The Seattle Times Company

NWjobs | NWautos | NWhomes | NWsource | Free Classifieds |

Business / Technology

Our network sites | Advanced

Originally published July 17, 2008 at 12:00 AM | Page modified July 17, 2008 at 3:39 PM


Machinists give strike a chance

Girding for a fierce contract battle this fall, members of the Machinists union who work at Boeing voted Wednesday to authorize a strike if negotiations with the company break down.

Seattle Times staff reporter

While Boeing showed off its jets at the Farnborough Air Show in England, its employees flaunted their own strength back in KeyArena.

Girding for a fierce contract battle this fall, members of the Machinists union who work at Boeing voted Wednesday to authorize a strike if negotiations with the company break down.

The union reported a 99 percent landslide but is not releasing the exact tally.

The vote, which required a two-thirds majority for approval, does not mean that a strike will occur or is likely. But it gives union leaders clout at the bargaining table by demonstrating workers' willingness to strike. An actual strike would require another two-thirds vote.

Negotiations for the International Association of Machinists and Aerospace Workers contract, which expires in September, began in May. The contract covers 27,000 workers, 25,000 of them in the Puget Sound region.

Chants of "strike" swept the fired-up crowd of an estimated 14,000 in KeyArena. Union members and leaders said they would make big demands of Boeing and, unlike in recent negotiations, had the leverage to secure them.

"It's no secret, we are in the strongest bargaining position we have been in years, and we intend to leverage that position," said Tom Wroblewski, president of the union's Washington district.

He and the other union leaders, greeted by handshakes and applause, marched into the arena to the strains of Journey's "Don't Stop Believing." In Wroblewski's 20-minute speech, he repeated at least 21 times the event's catchphrase, "It's our time this time."

Boeing is being pressured by an order backlog of more than $340 billion and an already delayed 787 delivery.
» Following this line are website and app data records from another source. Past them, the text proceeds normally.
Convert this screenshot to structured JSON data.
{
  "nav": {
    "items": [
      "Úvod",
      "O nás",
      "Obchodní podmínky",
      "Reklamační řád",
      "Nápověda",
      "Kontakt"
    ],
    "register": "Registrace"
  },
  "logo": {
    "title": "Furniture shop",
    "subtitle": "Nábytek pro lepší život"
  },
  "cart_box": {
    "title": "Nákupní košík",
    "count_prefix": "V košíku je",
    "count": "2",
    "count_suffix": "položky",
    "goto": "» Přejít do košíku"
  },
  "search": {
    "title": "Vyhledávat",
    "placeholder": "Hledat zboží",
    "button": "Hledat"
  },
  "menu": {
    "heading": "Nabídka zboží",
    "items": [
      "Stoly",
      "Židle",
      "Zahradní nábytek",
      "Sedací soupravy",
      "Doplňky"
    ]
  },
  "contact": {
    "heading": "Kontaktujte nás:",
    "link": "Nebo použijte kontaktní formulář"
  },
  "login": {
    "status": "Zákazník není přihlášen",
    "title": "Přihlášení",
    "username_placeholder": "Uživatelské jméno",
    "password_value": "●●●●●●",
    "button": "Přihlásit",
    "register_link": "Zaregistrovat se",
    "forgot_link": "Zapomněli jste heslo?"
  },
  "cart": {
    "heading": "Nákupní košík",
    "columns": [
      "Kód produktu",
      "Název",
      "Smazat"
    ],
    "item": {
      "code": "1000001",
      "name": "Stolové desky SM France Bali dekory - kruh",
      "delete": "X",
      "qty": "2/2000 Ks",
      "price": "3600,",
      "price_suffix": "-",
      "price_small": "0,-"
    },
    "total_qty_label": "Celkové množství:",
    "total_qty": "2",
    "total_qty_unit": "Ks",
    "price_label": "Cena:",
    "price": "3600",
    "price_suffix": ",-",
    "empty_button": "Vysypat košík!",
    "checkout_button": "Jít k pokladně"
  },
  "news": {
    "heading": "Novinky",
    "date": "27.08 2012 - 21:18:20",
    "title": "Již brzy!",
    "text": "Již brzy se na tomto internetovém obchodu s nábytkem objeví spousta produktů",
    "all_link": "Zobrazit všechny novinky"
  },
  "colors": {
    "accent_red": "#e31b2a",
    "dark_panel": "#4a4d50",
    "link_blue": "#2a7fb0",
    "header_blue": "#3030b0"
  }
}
The 787 Dreamliner's first flight is scheduled this fall.

Union leaders hope that on this tight production schedule, Boeing won't be able to abide a strike, and, with soaring profits, could stand to make some concessions to workers.

"Hopefully Boeing can't afford a strike," said material handler David Raines, who has weathered two layoffs in his 20-year stint at Boeing. "Not that I want to strike," he added, "that's for sure."

In 2005, the union struck for a month.


Whereas they barely held their ground in the last contract, union members said, Boeing and the union are now on better footing. In the last round of negotiations three years ago, 8,000 members were laid off. The union has since added 6,000 members.

Employees said they want a larger slice of Boeing's soaring profit — $1.2 billion last quarter.

"We're the ones out there building the planes, and we need to share more of the profits that Boeing makes," said electrical technician Dennis Bolestridge.

Topping their wish list are cost-of-living-adjusted retirement benefits, expanded medical coverage and a general wage increase.

The chief labor negotiator for Boeing, Doug Kight, has said the company will offer a compensation package that boosts entry-level wages but will look for other ways to give additional compensation to higher-paid employees instead of a wage raise.

Boeing's Puget Sound plants were emptied today as workers flocked to KeyArena for the rally and vote. The union requires them to work part of the day, but some said they were pressured by supervisors to work their entire shift if it did not coincide with the meeting.

A Boeing spokesman said employees were excused without pay for a "reasonable amount of time" to travel to KeyArena and vote. But he said the company was disappointed that the vote was held on a weekday and surrounded with other activities, such as free tickets to Seattle Center attractions, that conflicted with working hours.

The voting was encumbered by traffic jams and parking shortages en route to Seattle Center. Many members did not arrive until after the speeches and waited in lines for up to 30 minutes before they could cast their votes.

Organizers said they hadn't anticipated the gridlock; past strike-sanction meetings have been held at Safeco Field and Memorial Stadium.

After the voting, Machinists exchanged their ballots for free tickets to the Fun Forest amusement park, the Pacific Science Center and Experience Music Project. Many brought their families to enjoy the free admission to the attractions.

"Do you know why we're here?" one Machinist said to his two young children while waiting for the rally to begin inside KeyArena. "It's a big show of support to show the company we're serious." When his neighbor stood and began shouting, the father added, "That's why everyone is all excited."

The final vote tally includes hand-counted ballots in Seattle, Portland and Wichita, Kans.

Isaac Arnsdorf: 206-464-2397 or

Copyright © 2008 The Seattle Times Company

UPDATE - 09:46 AM
Exxon Mobil wins ruling in Alaska oil spill case

UPDATE - 09:32 AM
Bank stocks push indexes higher; oil prices dip

UPDATE - 08:04 AM
Ford CEO Mulally gets $56.5M in stock award

UPDATE - 07:54 AM
Underwater mortgages rise as home prices fall

NEW - 09:43 AM
Warner Bros. to offer movie rentals on Facebook